Forgiving someone is actually a favor to yourself.
In one of the last episodes of the Walking Dead, viewers watched as Tyrese forgave Carol for a violent act that killed the woman he loved. Tyrese was obsessed and was in an intense rage for weeks about finding the person who committed the act and bringing them to equal justice. Finally, it takes some particularly intense shared circumstances with Carol to bring Tyrese' forgiveness. But in the end, Tyrese forgives Carol. He states, "It is a part of you now. Me, too. I forgive you."
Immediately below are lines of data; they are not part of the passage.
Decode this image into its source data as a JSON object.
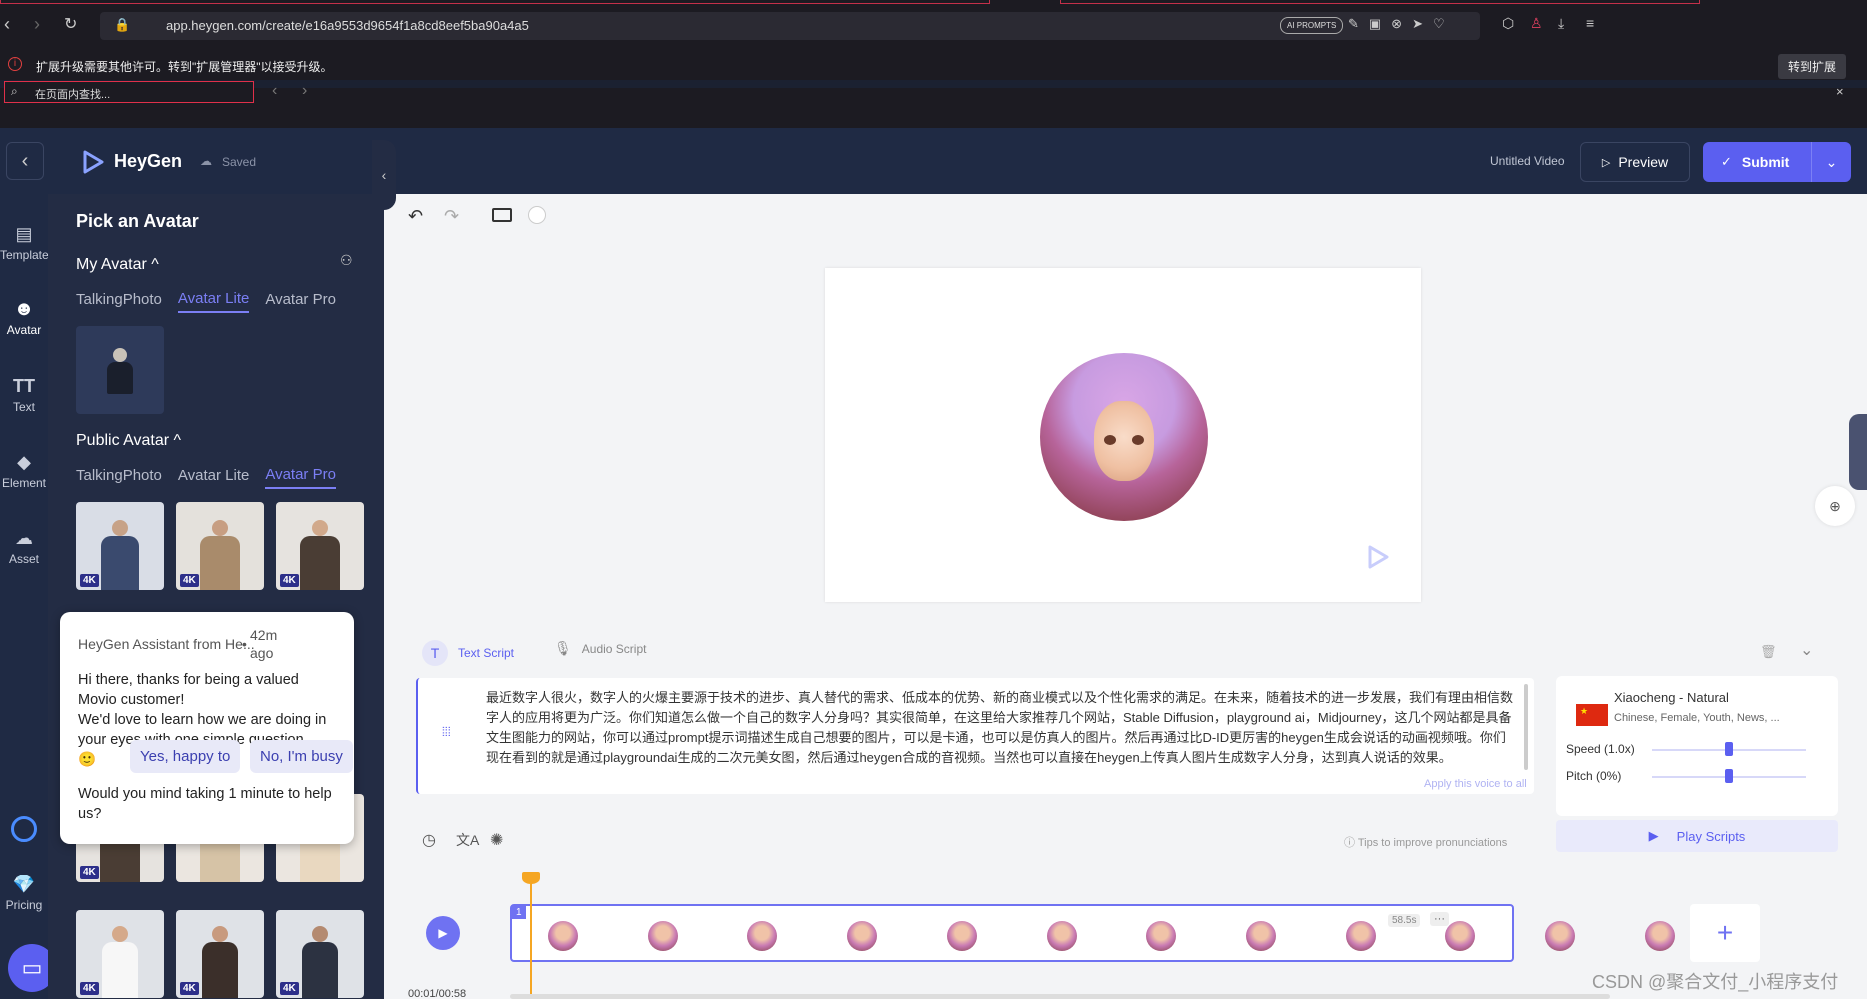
{
  "browser": {
    "url": "app.heygen.com/create/e16a9553d9654f1a8cd8eef5ba90a4a5",
    "ai_prompts": "AI PROMPTS",
    "ext_notice": "扩展升级需要其他许可。转到\"扩展管理器\"以接受升级。",
    "ext_button": "转到扩展",
    "find_placeholder": "在页面内查找...",
    "close": "×"
  },
  "header": {
    "brand": "HeyGen",
    "saved": "Saved",
    "video_title": "Untitled Video",
    "preview": "Preview",
    "submit": "Submit"
  },
  "sidebar": {
    "items": [
      {
        "label": "Template",
        "icon": "template-icon"
      },
      {
        "label": "Avatar",
        "icon": "avatar-icon"
      },
      {
        "label": "Text",
        "icon": "text-icon"
      },
      {
        "label": "Element",
        "icon": "element-icon"
      },
      {
        "label": "Asset",
        "icon": "asset-icon"
      },
      {
        "label": "Pricing",
        "icon": "pricing-icon"
      }
    ]
  },
  "panel": {
    "title": "Pick an Avatar",
    "my_avatar": "My Avatar",
    "public_avatar": "Public Avatar",
    "my_tabs": [
      "TalkingPhoto",
      "Avatar Lite",
      "Avatar Pro"
    ],
    "public_tabs": [
      "TalkingPhoto",
      "Avatar Lite",
      "Avatar Pro"
    ],
    "badge": "4K"
  },
  "chat": {
    "sender": "HeyGen Assistant from He...",
    "time": "42m ago",
    "sep": "•",
    "line1": "Hi there, thanks for being a valued Movio customer!",
    "line2": "We'd love to learn how we are doing in your eyes with one simple question",
    "emoji": "🙂",
    "line3": "Would you mind taking 1 minute to help us?",
    "yes": "Yes, happy to",
    "no": "No, I'm busy"
  },
  "script": {
    "tab_text": "Text Script",
    "tab_audio": "Audio Script",
    "body": "最近数字人很火，数字人的火爆主要源于技术的进步、真人替代的需求、低成本的优势、新的商业模式以及个性化需求的满足。在未来，随着技术的进一步发展，我们有理由相信数字人的应用将更为广泛。你们知道怎么做一个自己的数字人分身吗？其实很简单，在这里给大家推荐几个网站，Stable Diffusion，playground ai，Midjourney，这几个网站都是具备文生图能力的网站，你可以通过prompt提示词描述生成自己想要的图片，可以是卡通，也可以是仿真人的图片。然后再通过比D-ID更厉害的heygen生成会说话的动画视频哦。你们现在看到的就是通过playgroundai生成的二次元美女图，然后通过heygen合成的音视频。当然也可以直接在heygen上传真人图片生成数字人分身，达到真人说话的效果。",
    "apply_all": "Apply this voice to all",
    "tips": "Tips to improve pronunciations"
  },
  "voice": {
    "name": "Xiaocheng - Natural",
    "desc": "Chinese, Female, Youth, News, ...",
    "speed": "Speed (1.0x)",
    "pitch": "Pitch (0%)",
    "speed_value": 0.5,
    "pitch_value": 0.5,
    "play": "Play Scripts"
  },
  "timeline": {
    "time": "00:01/00:58",
    "scene_num": "1",
    "duration": "58.5s",
    "more": "···"
  },
  "watermark": "CSDN @聚合文付_小程序支付",
  "colors": {
    "accent": "#5b5ff0",
    "header": "#1f2a44",
    "panel": "#232c44"
  }
}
In reality, we do NOT live in a land where zombies have taken over the world leaving humanity to fight for survival. Yet, there are many of us that do live in a place of obsession, rage, and pain, like the character of Tyrese from the Walking Dead. The intense negative feelings that plague some might be due to childhood pain or neglect that was inflicted by an abusive adult. Other people may have gone through infidelity, a painful divorce or breakup, or had undeserved hardship placed on them despite living a life of being kind to others. These types of circumstances can cause bitterness and hostility in a person that leaks into other areas of the individual's life. Lack of forgiveness does not stop after it is inflected toward the person or event of the original painful situation. There are MANY reasons that individuals are upset and not able to say "I forgive you".
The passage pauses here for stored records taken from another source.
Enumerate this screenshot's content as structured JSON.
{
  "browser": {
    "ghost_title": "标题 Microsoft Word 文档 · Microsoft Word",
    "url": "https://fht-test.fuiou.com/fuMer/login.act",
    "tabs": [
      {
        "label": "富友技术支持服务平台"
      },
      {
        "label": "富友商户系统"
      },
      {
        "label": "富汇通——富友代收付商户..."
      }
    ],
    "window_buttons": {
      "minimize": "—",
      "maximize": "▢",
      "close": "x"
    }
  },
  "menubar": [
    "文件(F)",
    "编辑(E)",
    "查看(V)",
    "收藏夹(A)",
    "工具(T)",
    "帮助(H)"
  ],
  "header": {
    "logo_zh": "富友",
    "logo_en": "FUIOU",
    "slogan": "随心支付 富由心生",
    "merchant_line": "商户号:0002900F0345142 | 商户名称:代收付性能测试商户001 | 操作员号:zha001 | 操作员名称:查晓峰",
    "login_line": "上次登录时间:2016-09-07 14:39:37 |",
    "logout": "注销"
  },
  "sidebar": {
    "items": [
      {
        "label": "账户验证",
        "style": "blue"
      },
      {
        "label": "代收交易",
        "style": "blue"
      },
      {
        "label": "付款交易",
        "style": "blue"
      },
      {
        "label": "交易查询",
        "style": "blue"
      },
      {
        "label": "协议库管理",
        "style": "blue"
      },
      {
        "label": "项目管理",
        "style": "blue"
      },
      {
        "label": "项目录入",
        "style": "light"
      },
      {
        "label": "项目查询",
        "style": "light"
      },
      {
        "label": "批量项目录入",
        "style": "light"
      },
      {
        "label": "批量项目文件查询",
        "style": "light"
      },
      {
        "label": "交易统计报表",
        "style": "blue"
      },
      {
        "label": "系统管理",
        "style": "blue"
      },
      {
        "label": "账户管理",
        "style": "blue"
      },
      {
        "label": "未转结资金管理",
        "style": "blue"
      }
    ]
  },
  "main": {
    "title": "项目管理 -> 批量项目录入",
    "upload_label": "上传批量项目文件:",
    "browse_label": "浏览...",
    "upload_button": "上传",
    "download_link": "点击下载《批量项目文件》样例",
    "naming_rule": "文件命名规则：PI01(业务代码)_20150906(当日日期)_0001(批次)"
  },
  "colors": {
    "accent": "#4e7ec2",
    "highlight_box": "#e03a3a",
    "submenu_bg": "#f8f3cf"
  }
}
But why should we forgive? If someone was cruel, neglectful, mean, has betrayed, or otherwise hurt you, why should you forgive them? Here are several reasons that it is better to forgive someone than to risk carrying the pain around inside you:
- Forgiveness takes down the wall of defensiveness. The defense wall keeps out more than just the hurt from the original offense. While the wall keeps out pain, the problem is that it also keeps out empathy, love, and compassion. Forgiveness allows a person to receive love, which means it is much easier to give love in return. Holding a grudge keeps your heart cold.
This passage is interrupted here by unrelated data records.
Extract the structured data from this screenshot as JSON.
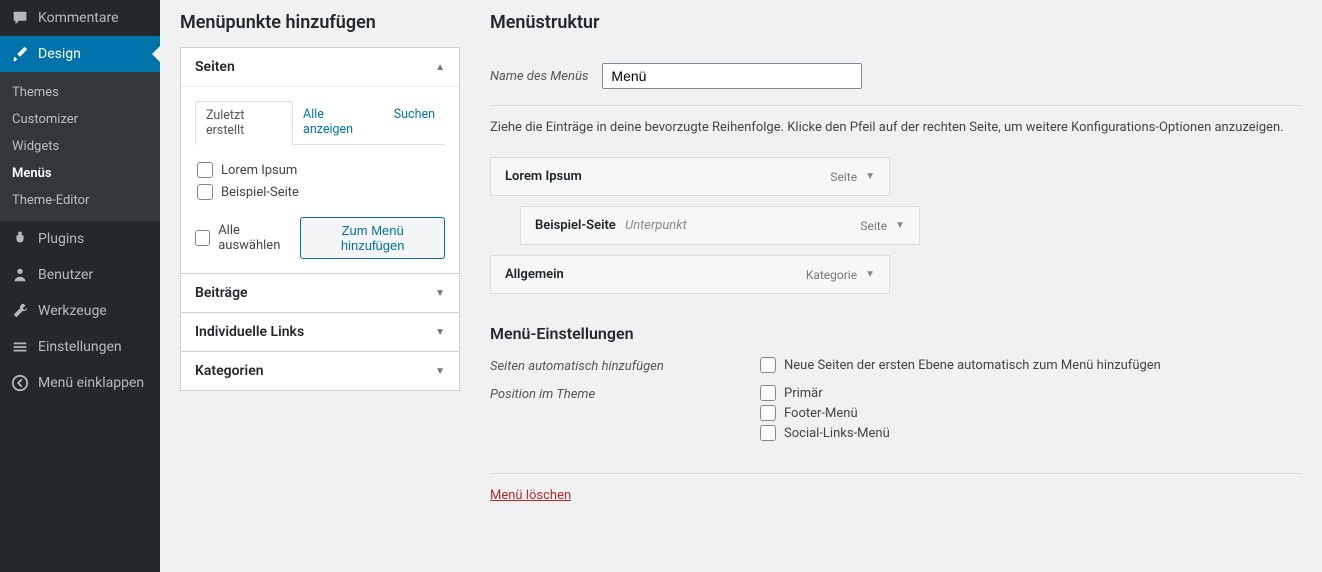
{
  "sidebar": {
    "comments": "Kommentare",
    "design": "Design",
    "submenu": [
      "Themes",
      "Customizer",
      "Widgets",
      "Menüs",
      "Theme-Editor"
    ],
    "plugins": "Plugins",
    "users": "Benutzer",
    "tools": "Werkzeuge",
    "settings": "Einstellungen",
    "collapse": "Menü einklappen"
  },
  "left": {
    "title": "Menüpunkte hinzufügen",
    "panels": {
      "pages": "Seiten",
      "posts": "Beiträge",
      "custom_links": "Individuelle Links",
      "categories": "Kategorien"
    },
    "tabs": {
      "recent": "Zuletzt erstellt",
      "view_all": "Alle anzeigen",
      "search": "Suchen"
    },
    "items": [
      "Lorem Ipsum",
      "Beispiel-Seite"
    ],
    "select_all": "Alle auswählen",
    "add_button": "Zum Menü hinzufügen"
  },
  "right": {
    "title": "Menüstruktur",
    "name_label": "Name des Menüs",
    "name_value": "Menü",
    "hint": "Ziehe die Einträge in deine bevorzugte Reihenfolge. Klicke den Pfeil auf der rechten Seite, um weitere Konfigurations-Optionen anzuzeigen.",
    "menu_items": [
      {
        "title": "Lorem Ipsum",
        "sub": "",
        "type": "Seite",
        "indent": false
      },
      {
        "title": "Beispiel-Seite",
        "sub": "Unterpunkt",
        "type": "Seite",
        "indent": true
      },
      {
        "title": "Allgemein",
        "sub": "",
        "type": "Kategorie",
        "indent": false
      }
    ],
    "settings_title": "Menü-Einstellungen",
    "auto_add_label": "Seiten automatisch hinzufügen",
    "auto_add_option": "Neue Seiten der ersten Ebene automatisch zum Menü hinzufügen",
    "location_label": "Position im Theme",
    "locations": [
      "Primär",
      "Footer-Menü",
      "Social-Links-Menü"
    ],
    "delete": "Menü löschen"
  }
}
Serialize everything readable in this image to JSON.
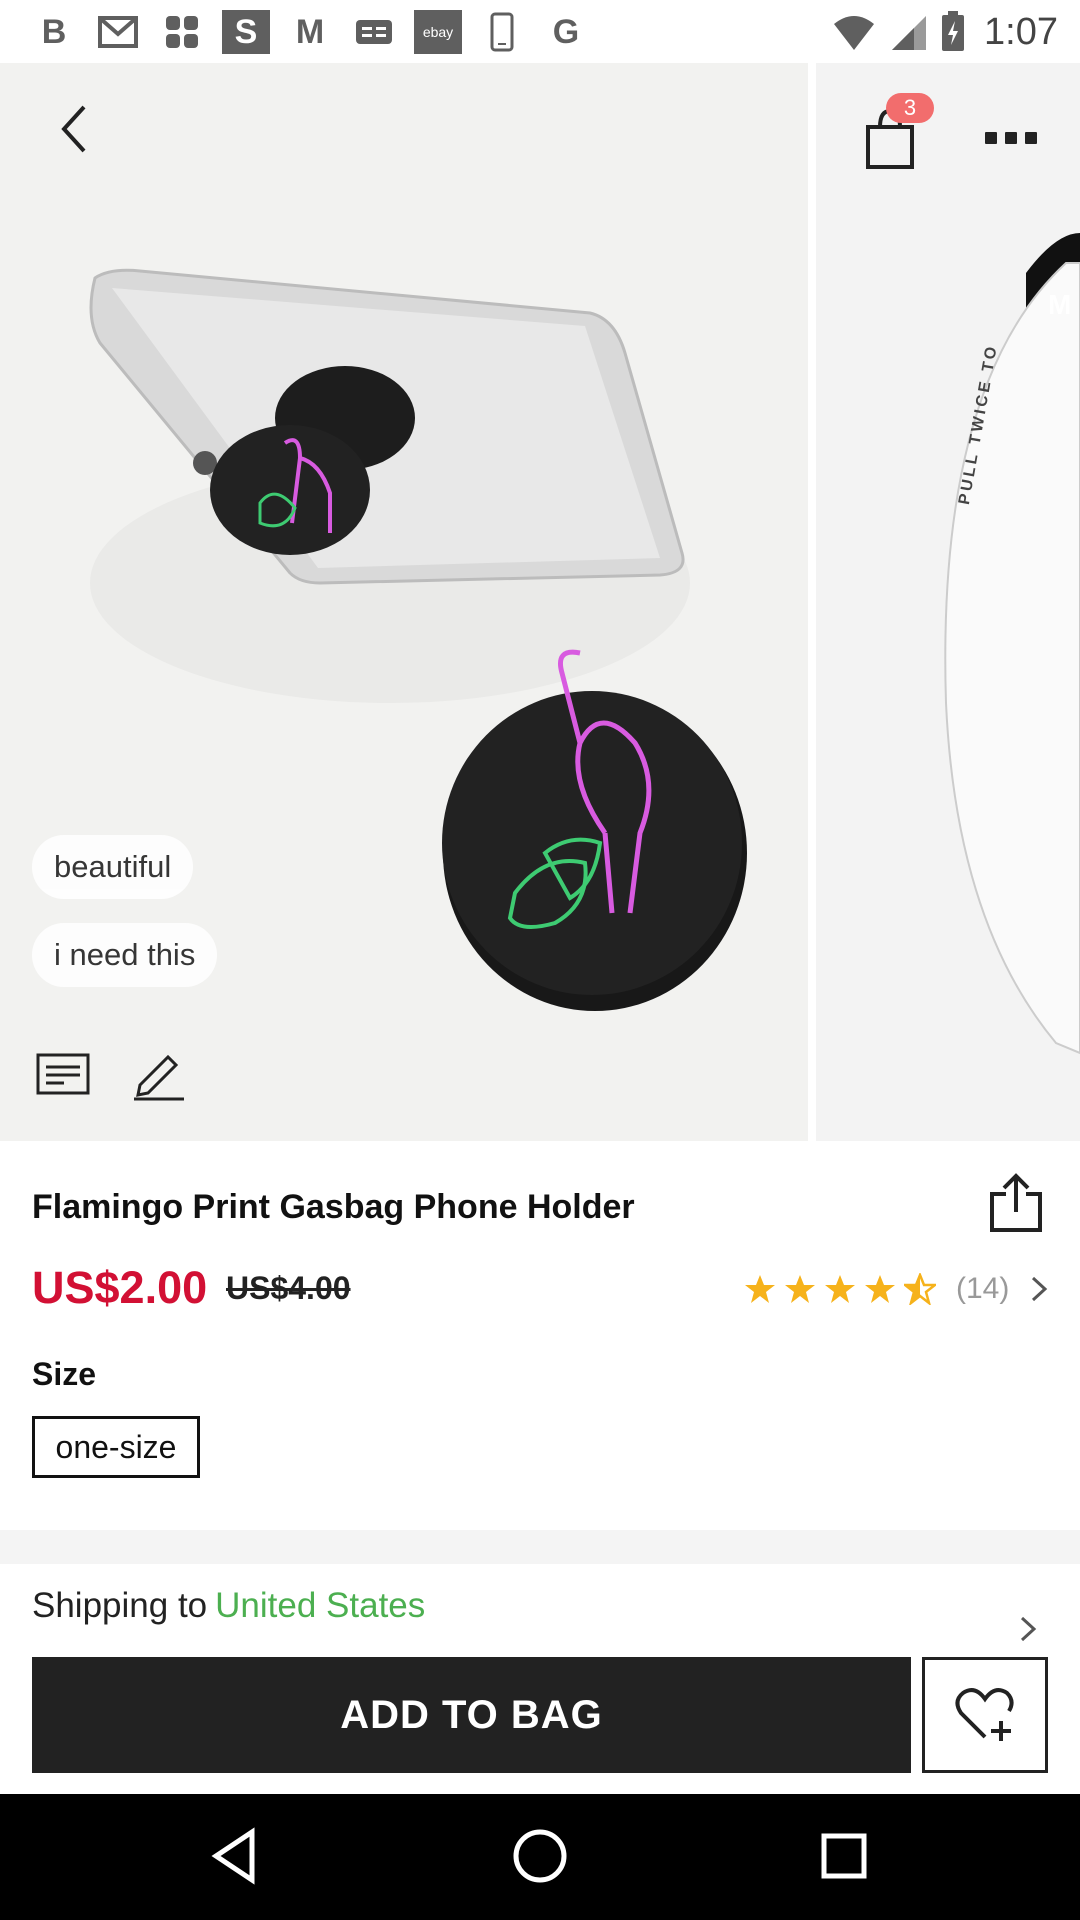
{
  "status_bar": {
    "time": "1:07",
    "notification_icons": [
      "b-icon",
      "gmail-icon",
      "pinwheel-icon",
      "s-icon",
      "m-icon",
      "ge-icon",
      "ebay-icon",
      "phone-icon",
      "google-icon"
    ],
    "letters": {
      "b": "B",
      "s": "S",
      "m": "M",
      "ebay": "ebay",
      "g": "G"
    }
  },
  "header": {
    "cart_count": "3"
  },
  "gallery": {
    "tags": [
      "beautiful",
      "i need this"
    ],
    "next_slide_text": "PULL TWICE TO",
    "next_slide_badge": "M"
  },
  "product": {
    "title": "Flamingo Print Gasbag Phone Holder",
    "price": "US$2.00",
    "original_price": "US$4.00",
    "rating": 4.5,
    "review_count": "(14)",
    "size_label": "Size",
    "size_options": [
      "one-size"
    ],
    "selected_size": "one-size"
  },
  "shipping": {
    "label": "Shipping to",
    "country": "United States"
  },
  "actions": {
    "add_to_bag": "ADD TO BAG"
  },
  "colors": {
    "price_red": "#d21034",
    "badge_red": "#f26d6d",
    "star_gold": "#f6b21b",
    "shipping_green": "#4caf50",
    "button_dark": "#222222"
  }
}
- Forgiveness is brave. When you forgive someone & the wall that defended you begins to crumble, you become vulnerable again to pain. This is a very courageous act! Being vulnerable to another person takes a mighty person with a strong will to enjoy life.
- Forgiveness gives better overall health. Research has shown that those that can let go of past wrongs have lower blood pressure, sleep better, and have less anxiety and depression than those that hold grudges. It helps a person focus less energy on pain and more on happiness.
- Forgiveness gives resolution. Remember you are not forgetting what someone or something did that hurt you. Learn the lesson from the experience, gain from it what you need, and determine that you will move on to the next part of your life knowing that you can do better than the last relationship, job, friendship, or experience.
- Forgiveness can give empowerment. When you forgive someone or an experience, the power of happiness and control of the situation comes back to you. When you expend energy being furious or angry with someone else, your life authority belongs to them. Forgiveness gives that power back.
- Forgiveness feels freeing. Clients say that it feels as if a weight had been lifted off their shoulders and others say they literally feel "off the hook". A sense of freedom comes with forgiveness. Again, it is not forgetting the situation so that you make the same mistakes, but more just forgiving so that you have the freedom to move on with your life without a large weight or hook keeping you from moving forward.
In coming back to the story of Tyrese and Carol, Tyrese had a choice of finding out who was responsible for taking Karen from him and avenging her death or forgiving Carol and moving forward. Tyrese released himself from the nightmare of revenge and gave himself the freedom to move forward. He realizes that revenge and bitterness were not going to move him in a place he wanted to go — even in a land of the undead. Forgiveness takes strength, courage, and maturity, but it is worth it to gain freedom and personal power.
This article was originally published at A Place 4 Me Counseling . Reprinted with permission from the author.